The Condemnation of Blackness seeks to link the idea of black criminality and the making of apartheid America to a tangible origin: statistics becoming science and misinterpretation. Why does a dark complexion equal criminality, inferiority, and the inability to abide by law? Khalil Muhammad delves into the various factors contributing to this societal phenomenon, and exposes the unreliability of racial crime statistics.
To begin, Muhammad supplies the idea that scholars during the Progressive era in the late 1800’s misinterpreted U.S. census data that showed blacks committed more crimes than whites and even immigrants. The census revealed that while the black people made up only 12% of America’s population, they constituted 30% of the criminal population. The census did not inform its audience of the discriminatory punishments and race-conscious laws that African-Americans faced, implying that blacks were biologically more inclined to commit crimes than their caucasian counterparts. This census fueled debates about differences between blacks and white Europeans, and was used as justification for racist ideology.
During the Reconstruction era, Muhammad surmises blacks were placed against insurmountable odds post-slavery. Blacks suffered during Reconstruction due to lack of accumulated wealth and inability to find work compared to whites. This inherent poverty placed blacks into a realm apart from the rest of the United States and immigrants at similar odds, physically and metaphorically. African-American families typically could not afford to live in affluent white neighborhoods, and realtors tended to avoid showing houses in white neighborhoods to black individuals. This poverty further divided blacks from normal society and perpetuated the “separate” mantra held by many Americans. Blacks were never truly assimilated like white immigrants were. Muhammad states there was apathy towards blacks and thus, blacks were not aided during Reconstruction. This lack of aid further placed blacks at odds and attributed to the supposed crimes. There is a moment in which Muhammad states blacks were more likely to be arrested for crimes committed than whites, thus skewing the objective data analysis of crime among racial group due to policing in black areas.
Contemporary scholars of the time viewed the data and concluded blacks were more likely to commit crime due to their moral inferiority. And thus, “the ideological currency of black criminality” was legitimized (Muhammad 3). From the 1890’s until the 1940’s, black criminality would become one of the most commonly cited and longest-lasting justifications for black inequality and mortality in this modern urban world. This ideology has perpetuated until today, as evidenced by the daily acts of police brutality towards innocent black citizens.
With this increased crime rate and poverty among blacks, residential segregation was perpetuated due to economic inabilities to move elsewhere. The ‘ghetto’ became the product of this poverty and segregation. The increased crime rates in the ‘ghetto’ did not help the plight. The poor living conditions blacks suffered became associated with being black itself and perpetuated black inferiority to many Americans whom believed in meritocracy. Being black meant being inferior. And thus, white superiority was somehow justified in the minds of many. This supposed proven inferiority justified the exploitation of blacks. And the vicious, covert cycle of controlling blacks continued.

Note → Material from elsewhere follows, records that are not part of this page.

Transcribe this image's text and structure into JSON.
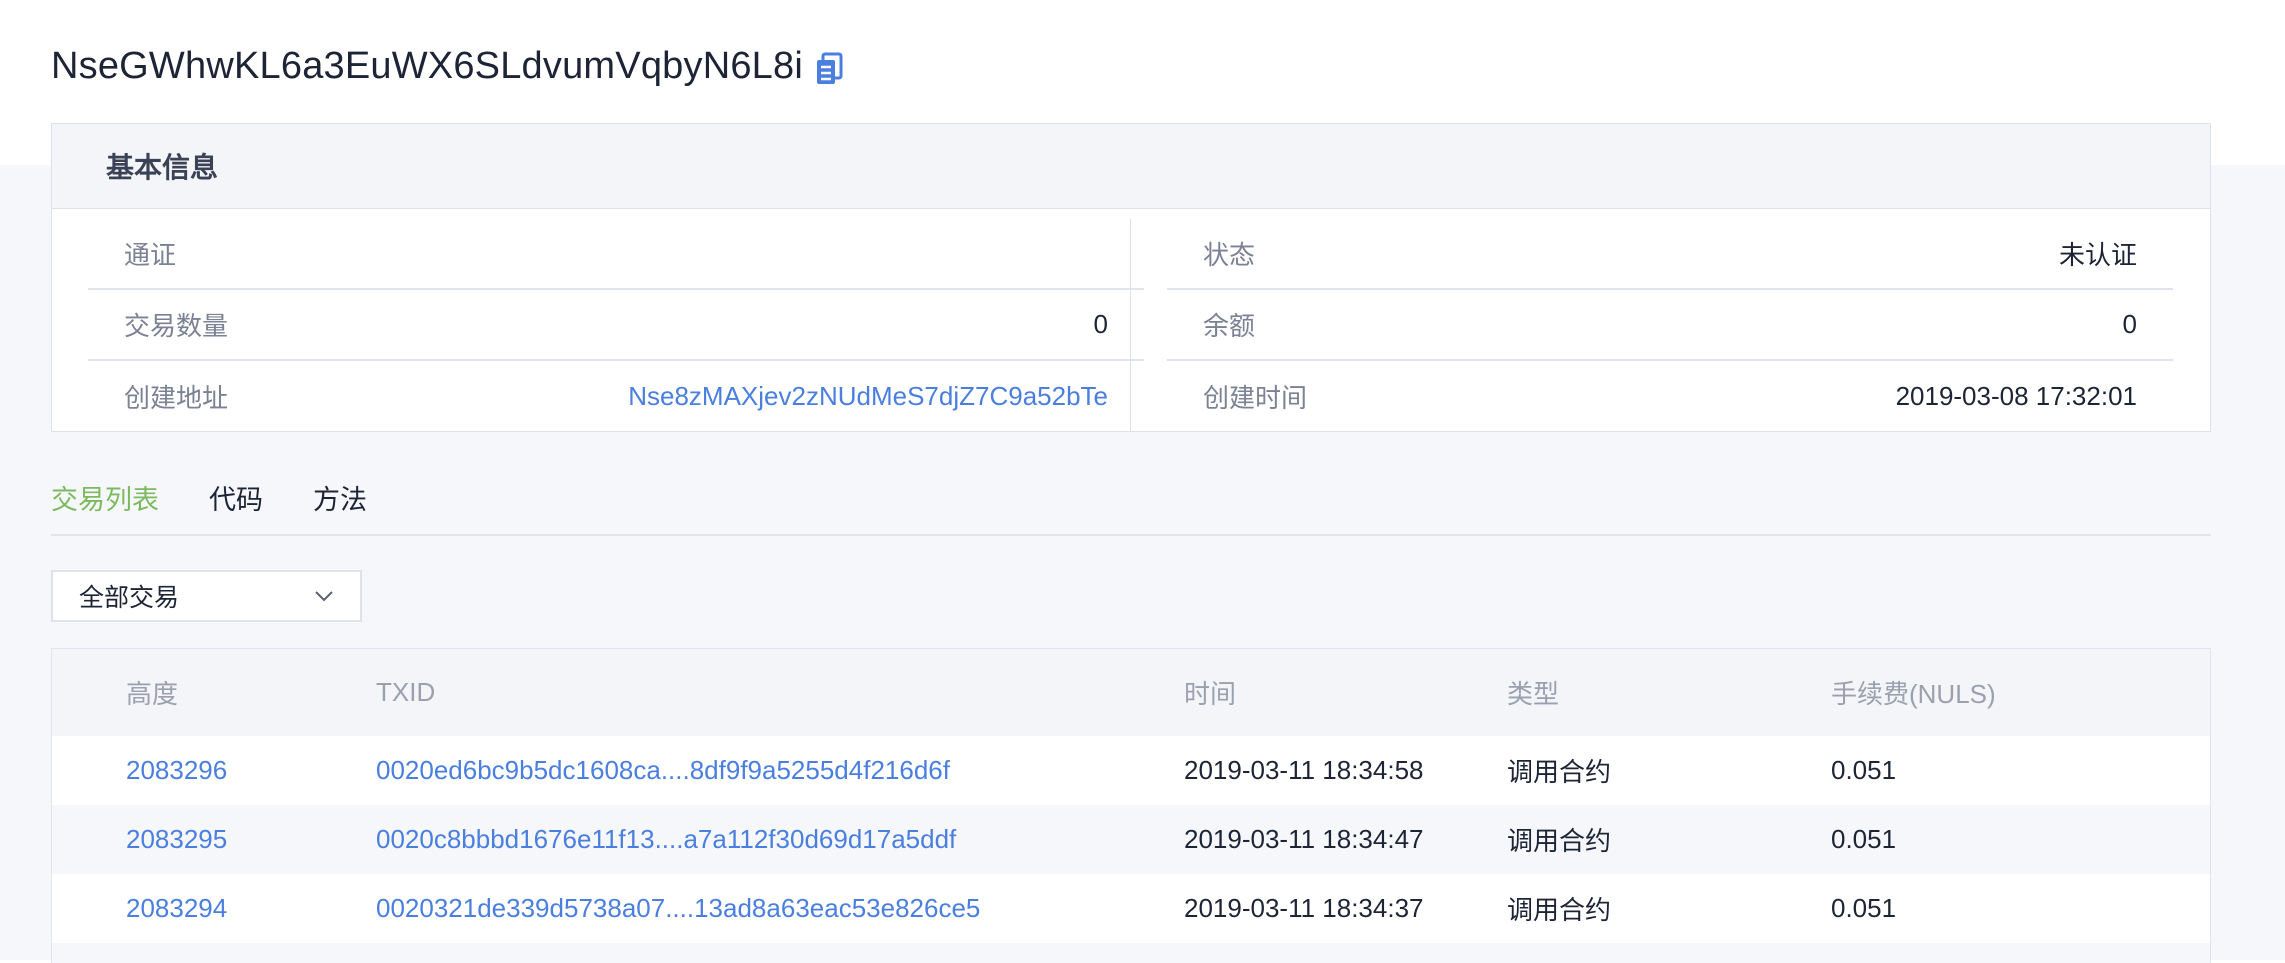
{
  "contract": {
    "address": "NseGWhwKL6a3EuWX6SLdvumVqbyN6L8i"
  },
  "icons": {
    "copy": "copy-icon",
    "dropdown": "chevron-down-icon"
  },
  "colors": {
    "link": "#4a7fe0",
    "tab_active": "#7dba5f"
  },
  "info": {
    "heading": "基本信息",
    "left": [
      {
        "label": "通证",
        "value": ""
      },
      {
        "label": "交易数量",
        "value": "0"
      },
      {
        "label": "创建地址",
        "value": "Nse8zMAXjev2zNUdMeS7djZ7C9a52bTe"
      }
    ],
    "right": [
      {
        "label": "状态",
        "value": "未认证"
      },
      {
        "label": "余额",
        "value": "0"
      },
      {
        "label": "创建时间",
        "value": "2019-03-08 17:32:01"
      }
    ]
  },
  "tabs": [
    {
      "label": "交易列表",
      "active": true
    },
    {
      "label": "代码",
      "active": false
    },
    {
      "label": "方法",
      "active": false
    }
  ],
  "filter": {
    "selected": "全部交易"
  },
  "table": {
    "headers": [
      "高度",
      "TXID",
      "时间",
      "类型",
      "手续费(NULS)"
    ],
    "rows": [
      {
        "height": "2083296",
        "txid": "0020ed6bc9b5dc1608ca....8df9f9a5255d4f216d6f",
        "time": "2019-03-11 18:34:58",
        "type": "调用合约",
        "fee": "0.051"
      },
      {
        "height": "2083295",
        "txid": "0020c8bbbd1676e11f13....a7a112f30d69d17a5ddf",
        "time": "2019-03-11 18:34:47",
        "type": "调用合约",
        "fee": "0.051"
      },
      {
        "height": "2083294",
        "txid": "0020321de339d5738a07....13ad8a63eac53e826ce5",
        "time": "2019-03-11 18:34:37",
        "type": "调用合约",
        "fee": "0.051"
      }
    ]
  }
}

Interestingly enough, blacks being criminals meant mass incarceration of the group. And so it was that blacks became controlled by the white population through prison, rather than slavery. Perhaps it is just slavery by another name.